Indeed, thinking about System 1 and System 2 processes has made me reflect on organisational and community processes in Science. I’ve always implicitly known that bouncing ideas off people is good, and that meeting, even ones which seem to be just going through the motions to create an obvious answer are in fact worth it due to the deliberation. Interestingly we are all very bad at acknowledging that we make this (frankly) awful, irrational mistakes; our tendency when proved wrong is create a narrative about why our gut instinct got it wrong in this scenario, and not actually question the whole process. Much of what people describe as wisdom is really about being more deliberate and allowing more viewpoints to co-exist in apparent conflict, thus ensuring that one can make snap judgements. Reading this book has made me (when I think about it!) trust my gut instincts less, and appreciate the importance of process and deliberation.

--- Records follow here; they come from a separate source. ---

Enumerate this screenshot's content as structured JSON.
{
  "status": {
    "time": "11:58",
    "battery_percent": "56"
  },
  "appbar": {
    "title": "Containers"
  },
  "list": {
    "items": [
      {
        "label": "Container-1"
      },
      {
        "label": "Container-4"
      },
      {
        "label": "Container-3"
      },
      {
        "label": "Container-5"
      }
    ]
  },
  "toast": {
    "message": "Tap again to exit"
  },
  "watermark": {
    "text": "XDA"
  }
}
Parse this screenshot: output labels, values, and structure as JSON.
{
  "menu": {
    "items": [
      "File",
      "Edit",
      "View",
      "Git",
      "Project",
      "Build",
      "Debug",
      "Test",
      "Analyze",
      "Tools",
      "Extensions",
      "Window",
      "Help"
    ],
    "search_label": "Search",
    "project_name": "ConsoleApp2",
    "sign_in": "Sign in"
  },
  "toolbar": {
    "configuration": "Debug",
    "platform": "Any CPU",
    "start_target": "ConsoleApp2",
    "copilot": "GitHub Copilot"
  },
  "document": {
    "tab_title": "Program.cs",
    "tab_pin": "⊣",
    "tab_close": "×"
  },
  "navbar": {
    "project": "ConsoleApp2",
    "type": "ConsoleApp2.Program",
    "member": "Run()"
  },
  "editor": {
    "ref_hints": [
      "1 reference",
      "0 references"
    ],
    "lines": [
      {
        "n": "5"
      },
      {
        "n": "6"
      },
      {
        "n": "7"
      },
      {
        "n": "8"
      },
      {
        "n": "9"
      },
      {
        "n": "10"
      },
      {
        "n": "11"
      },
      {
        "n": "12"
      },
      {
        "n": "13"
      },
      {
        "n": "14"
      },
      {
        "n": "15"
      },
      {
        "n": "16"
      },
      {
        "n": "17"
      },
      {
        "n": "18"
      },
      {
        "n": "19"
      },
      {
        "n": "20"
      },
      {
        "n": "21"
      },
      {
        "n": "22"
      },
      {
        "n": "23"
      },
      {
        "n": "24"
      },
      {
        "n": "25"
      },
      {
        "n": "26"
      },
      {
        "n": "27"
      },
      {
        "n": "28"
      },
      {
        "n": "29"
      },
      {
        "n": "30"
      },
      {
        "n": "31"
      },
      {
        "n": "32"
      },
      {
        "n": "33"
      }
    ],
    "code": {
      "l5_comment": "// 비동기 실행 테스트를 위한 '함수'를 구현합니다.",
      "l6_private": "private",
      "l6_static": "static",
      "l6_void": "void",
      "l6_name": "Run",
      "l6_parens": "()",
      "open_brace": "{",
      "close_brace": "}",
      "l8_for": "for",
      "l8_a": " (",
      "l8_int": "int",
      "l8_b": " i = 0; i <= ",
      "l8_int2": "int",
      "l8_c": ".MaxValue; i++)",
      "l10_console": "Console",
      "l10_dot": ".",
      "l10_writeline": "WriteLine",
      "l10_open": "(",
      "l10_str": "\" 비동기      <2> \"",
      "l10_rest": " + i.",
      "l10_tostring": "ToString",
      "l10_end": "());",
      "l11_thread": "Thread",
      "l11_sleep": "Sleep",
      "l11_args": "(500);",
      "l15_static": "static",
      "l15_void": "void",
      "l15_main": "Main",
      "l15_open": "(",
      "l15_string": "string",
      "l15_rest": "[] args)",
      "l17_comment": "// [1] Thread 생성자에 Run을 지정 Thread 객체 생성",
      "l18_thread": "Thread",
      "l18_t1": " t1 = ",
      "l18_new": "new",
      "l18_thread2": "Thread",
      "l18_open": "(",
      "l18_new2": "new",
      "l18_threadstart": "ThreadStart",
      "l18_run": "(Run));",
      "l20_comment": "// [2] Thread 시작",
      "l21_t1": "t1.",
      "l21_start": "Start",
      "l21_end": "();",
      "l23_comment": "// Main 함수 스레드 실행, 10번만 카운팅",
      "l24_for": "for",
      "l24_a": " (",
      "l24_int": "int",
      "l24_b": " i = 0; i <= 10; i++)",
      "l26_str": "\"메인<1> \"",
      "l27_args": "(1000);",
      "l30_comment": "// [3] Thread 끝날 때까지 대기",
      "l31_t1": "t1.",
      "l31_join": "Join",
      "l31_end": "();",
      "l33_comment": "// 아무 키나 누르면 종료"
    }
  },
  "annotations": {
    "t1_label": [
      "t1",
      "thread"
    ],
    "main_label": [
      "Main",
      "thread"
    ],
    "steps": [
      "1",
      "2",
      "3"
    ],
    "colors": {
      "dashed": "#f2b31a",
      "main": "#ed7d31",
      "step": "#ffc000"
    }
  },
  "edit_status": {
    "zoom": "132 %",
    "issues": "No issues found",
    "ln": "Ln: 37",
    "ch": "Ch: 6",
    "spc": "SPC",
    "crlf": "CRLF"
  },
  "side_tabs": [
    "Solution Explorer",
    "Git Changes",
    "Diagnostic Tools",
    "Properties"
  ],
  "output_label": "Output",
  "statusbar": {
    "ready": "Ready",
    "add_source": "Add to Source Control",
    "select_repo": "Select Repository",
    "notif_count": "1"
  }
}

The other thing this book has brought out to me is that I am a clear human being – with all the loss-aversion, and narrative building fallacies that our brains have. As is nearly every other scientist. Acknowledging this is the first step I think of catching ourselves as individuals and our overall fields for making these “System 1” errors.